  • Review tar­get­ed tax pol­i­cy mea­sures. Review the effec­tive­ness of the Children’s Fit­ness Cred­it and elim­i­nate the Ontario Clean Ener­gy Ben­e­fit.

Re-eval­u­ate busi­ness sup­port mea­sures

  • Pur­sue tax­a­tion neu­tral­i­ty as a guid­ing prin­ci­ple. Indus­try tar­get­ed busi­ness sup­ports reduce the neu­tral­i­ty of cor­po­rate tax­a­tion. Neu­tral­i­ty is an impor­tant objec­tive, because it encour­ages firms to pur­sue invest­ments based on their per­ceived prof­itabil­i­ty rather than the lev­el of busi­ness sup­port.
  • Phase out the small busi­ness deduc­tion.
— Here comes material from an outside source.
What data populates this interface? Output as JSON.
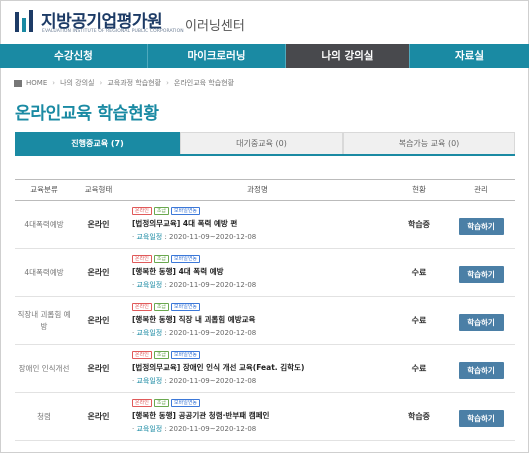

This ben­e­fit cre­ates an eco­nom­ic inef­fi­cien­cy by dis­cour­ag­ing growth beyond the small busi­ness income thresh­old.
  • Imple­ment a cash-flow sys­tem of cor­po­rate tax­a­tion. This would enable the expens­ing of cap­i­tal invest­ments imme­di­ate­ly, which would encour­age cap­i­tal invest­ment.

About the Insti­tute

The Insti­tute for Com­pet­i­tive­ness & Pros­per­i­ty is an inde­pen­dent not-for-prof­it orga­ni­za­tion estab­lished in 2001 to serve as the research arm of Ontario’s Task Force on Com­pet­i­tive­ness, Pro­duc­tiv­i­ty and Eco­nom­ic Progress. The Insti­tute is sup­port­ed by the Ontario Min­istry of Eco­nom­ic Devel­op­ment and Inno­va­tion. Work­ing Papers pub­lished by the Insti­tute are pri­mar­i­ly intend­ed to inform the work of the Task Force. In addi­tion, they are designed to raise pub­lic aware­ness and stim­u­late debate on a range of issues relat­ed to com­pet­i­tive­ness and pros­per­i­ty.


For more infor­ma­tion, con­tact:

Ken McGuf­fin
Man­ag­er, Media Rela­tions
Rot­man School of Man­age­ment
Uni­ver­si­ty of Toron­to
Voice: 416.946.3818